## [Task goal]
Given the listing below, the answer must be only the number of lines containing the string "icon".

## [Working data]
*** Block opens ***

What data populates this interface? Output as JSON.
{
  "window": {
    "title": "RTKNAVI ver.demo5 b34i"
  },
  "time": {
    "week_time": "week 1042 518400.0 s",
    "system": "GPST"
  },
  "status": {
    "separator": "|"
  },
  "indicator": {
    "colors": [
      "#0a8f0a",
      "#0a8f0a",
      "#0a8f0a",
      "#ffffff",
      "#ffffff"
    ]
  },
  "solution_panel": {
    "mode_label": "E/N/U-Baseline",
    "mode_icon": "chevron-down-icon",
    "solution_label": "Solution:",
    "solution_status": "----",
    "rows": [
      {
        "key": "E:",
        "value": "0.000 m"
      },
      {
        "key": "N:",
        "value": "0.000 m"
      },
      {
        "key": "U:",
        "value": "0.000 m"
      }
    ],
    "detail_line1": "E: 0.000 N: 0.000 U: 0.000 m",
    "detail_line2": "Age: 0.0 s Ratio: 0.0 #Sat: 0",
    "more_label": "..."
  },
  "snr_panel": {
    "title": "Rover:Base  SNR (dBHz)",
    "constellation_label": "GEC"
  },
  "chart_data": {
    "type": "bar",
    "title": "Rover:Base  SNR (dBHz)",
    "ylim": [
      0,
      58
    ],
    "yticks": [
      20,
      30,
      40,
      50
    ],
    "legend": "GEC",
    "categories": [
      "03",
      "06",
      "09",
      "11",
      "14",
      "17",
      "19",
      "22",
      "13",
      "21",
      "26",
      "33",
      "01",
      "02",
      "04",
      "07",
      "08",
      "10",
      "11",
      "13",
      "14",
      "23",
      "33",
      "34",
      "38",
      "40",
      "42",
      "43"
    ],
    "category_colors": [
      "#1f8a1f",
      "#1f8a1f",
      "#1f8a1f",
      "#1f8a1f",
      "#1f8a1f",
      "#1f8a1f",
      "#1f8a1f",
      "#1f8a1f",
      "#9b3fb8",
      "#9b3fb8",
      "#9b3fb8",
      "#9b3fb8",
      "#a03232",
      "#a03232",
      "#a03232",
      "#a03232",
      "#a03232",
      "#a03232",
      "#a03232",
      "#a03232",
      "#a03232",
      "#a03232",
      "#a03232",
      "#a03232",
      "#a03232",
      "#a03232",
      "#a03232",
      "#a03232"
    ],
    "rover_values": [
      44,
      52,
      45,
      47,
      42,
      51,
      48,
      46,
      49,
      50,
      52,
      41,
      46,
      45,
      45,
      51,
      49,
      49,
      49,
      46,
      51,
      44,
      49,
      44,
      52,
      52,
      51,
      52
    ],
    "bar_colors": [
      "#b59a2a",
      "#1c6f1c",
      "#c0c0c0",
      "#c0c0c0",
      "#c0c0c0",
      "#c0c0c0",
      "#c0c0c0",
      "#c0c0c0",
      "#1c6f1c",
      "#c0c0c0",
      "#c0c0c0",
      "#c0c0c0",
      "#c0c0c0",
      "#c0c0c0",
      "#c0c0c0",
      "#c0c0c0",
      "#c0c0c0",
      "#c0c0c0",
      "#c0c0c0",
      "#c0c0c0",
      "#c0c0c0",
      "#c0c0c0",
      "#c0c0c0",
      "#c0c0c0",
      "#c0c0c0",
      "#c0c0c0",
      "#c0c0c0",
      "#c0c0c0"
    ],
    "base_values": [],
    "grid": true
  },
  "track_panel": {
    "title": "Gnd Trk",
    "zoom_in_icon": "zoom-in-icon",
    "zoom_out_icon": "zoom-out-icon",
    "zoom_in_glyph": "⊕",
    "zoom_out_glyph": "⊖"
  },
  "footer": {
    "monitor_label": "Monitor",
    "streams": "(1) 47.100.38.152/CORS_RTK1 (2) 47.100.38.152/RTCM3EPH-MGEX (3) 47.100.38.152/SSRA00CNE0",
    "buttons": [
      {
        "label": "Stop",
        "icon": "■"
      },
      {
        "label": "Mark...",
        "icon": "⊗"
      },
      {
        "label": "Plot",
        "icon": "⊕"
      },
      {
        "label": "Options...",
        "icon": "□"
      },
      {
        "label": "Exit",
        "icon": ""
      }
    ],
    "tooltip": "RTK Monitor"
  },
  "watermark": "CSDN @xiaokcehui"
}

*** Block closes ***

## [Task response]
8